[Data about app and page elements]
--------------------------------
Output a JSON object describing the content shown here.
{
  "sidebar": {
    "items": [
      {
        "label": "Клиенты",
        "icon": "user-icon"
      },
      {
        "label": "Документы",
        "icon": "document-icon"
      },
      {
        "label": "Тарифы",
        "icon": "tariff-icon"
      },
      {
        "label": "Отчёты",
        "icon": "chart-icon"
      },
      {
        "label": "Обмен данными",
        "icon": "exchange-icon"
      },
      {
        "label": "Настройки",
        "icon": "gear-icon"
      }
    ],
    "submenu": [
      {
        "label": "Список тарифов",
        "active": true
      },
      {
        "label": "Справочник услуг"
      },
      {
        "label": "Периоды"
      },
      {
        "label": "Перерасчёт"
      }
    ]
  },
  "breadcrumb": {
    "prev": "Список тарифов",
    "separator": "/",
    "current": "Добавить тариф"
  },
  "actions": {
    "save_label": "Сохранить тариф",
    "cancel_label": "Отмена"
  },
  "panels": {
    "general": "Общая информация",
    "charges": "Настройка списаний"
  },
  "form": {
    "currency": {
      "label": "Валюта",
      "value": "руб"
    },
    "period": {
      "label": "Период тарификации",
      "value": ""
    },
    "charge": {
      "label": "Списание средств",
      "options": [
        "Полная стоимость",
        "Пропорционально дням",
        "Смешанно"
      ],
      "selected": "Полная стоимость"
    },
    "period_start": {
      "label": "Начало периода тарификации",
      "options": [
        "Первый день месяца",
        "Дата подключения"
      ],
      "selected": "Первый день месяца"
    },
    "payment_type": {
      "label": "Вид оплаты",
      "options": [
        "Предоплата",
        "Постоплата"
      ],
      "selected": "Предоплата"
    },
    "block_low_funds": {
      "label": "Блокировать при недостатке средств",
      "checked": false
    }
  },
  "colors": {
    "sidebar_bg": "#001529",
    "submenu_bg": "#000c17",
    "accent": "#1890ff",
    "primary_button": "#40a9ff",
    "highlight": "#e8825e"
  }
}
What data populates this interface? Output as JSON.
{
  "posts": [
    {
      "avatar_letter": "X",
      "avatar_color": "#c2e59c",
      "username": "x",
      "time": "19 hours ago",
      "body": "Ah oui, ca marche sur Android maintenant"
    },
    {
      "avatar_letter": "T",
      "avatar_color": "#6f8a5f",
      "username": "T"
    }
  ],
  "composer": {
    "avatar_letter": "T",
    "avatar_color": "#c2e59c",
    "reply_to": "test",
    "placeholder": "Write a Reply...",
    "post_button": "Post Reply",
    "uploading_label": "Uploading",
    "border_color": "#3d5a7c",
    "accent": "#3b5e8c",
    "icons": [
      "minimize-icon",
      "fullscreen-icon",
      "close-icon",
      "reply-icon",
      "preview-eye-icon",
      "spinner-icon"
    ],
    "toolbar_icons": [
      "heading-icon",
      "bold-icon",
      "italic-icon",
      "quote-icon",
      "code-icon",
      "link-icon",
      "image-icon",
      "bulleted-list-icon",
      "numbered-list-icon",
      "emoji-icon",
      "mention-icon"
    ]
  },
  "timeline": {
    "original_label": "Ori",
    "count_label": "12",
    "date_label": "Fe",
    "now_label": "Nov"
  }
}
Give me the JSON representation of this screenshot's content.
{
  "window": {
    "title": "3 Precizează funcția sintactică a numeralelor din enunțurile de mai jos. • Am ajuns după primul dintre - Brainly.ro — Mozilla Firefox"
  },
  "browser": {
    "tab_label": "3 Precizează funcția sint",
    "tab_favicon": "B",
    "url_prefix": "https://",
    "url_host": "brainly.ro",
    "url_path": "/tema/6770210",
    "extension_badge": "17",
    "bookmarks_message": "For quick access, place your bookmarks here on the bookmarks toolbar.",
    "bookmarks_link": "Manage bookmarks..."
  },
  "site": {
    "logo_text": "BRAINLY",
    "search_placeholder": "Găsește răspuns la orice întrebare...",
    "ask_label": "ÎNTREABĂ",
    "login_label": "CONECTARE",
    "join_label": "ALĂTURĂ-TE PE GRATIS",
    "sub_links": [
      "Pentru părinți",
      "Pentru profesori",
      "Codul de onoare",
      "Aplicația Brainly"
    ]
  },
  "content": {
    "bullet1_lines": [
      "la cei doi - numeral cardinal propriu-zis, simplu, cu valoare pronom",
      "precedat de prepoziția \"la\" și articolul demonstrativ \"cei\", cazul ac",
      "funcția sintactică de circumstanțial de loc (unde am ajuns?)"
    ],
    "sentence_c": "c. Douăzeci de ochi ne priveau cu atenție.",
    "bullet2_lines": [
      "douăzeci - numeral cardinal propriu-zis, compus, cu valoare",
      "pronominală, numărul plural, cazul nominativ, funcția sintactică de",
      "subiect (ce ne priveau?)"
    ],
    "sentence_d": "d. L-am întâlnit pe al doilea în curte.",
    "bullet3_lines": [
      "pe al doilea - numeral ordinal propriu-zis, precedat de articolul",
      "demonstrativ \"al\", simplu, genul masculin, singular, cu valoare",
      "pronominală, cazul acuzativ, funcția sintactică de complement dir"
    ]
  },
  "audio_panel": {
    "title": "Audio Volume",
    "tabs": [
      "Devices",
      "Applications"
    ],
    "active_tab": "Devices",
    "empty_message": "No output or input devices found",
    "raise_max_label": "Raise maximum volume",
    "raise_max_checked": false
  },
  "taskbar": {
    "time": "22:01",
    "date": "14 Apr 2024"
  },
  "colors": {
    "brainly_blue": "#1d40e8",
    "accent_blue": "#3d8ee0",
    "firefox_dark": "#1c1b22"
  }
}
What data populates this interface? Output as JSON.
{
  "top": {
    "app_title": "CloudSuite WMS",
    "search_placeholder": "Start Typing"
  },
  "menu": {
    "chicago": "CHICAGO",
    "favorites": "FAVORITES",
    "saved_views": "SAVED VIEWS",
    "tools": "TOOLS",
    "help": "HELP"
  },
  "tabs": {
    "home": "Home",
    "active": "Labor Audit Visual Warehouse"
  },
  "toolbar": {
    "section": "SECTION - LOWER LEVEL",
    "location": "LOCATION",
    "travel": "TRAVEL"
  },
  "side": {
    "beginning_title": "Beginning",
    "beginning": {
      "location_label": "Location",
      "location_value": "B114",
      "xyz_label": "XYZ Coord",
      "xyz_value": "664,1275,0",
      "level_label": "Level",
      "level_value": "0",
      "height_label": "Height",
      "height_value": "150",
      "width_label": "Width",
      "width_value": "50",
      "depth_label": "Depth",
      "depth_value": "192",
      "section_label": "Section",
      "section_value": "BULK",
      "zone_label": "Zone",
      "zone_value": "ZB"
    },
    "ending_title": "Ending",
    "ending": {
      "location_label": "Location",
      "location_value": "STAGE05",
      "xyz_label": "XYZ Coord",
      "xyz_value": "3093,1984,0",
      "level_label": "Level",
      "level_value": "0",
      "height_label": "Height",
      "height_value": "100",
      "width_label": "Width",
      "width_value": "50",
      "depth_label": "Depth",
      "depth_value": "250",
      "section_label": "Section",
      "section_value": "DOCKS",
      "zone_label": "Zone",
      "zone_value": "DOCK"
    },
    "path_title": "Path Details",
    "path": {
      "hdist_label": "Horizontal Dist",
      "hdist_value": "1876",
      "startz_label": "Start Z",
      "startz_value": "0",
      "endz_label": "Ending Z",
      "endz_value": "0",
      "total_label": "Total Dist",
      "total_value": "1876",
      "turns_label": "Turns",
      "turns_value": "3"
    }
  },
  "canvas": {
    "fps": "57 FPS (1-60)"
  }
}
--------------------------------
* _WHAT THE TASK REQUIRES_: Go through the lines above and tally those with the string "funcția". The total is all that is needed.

* _SOLUTION FOR THIS EXERCISE_: 5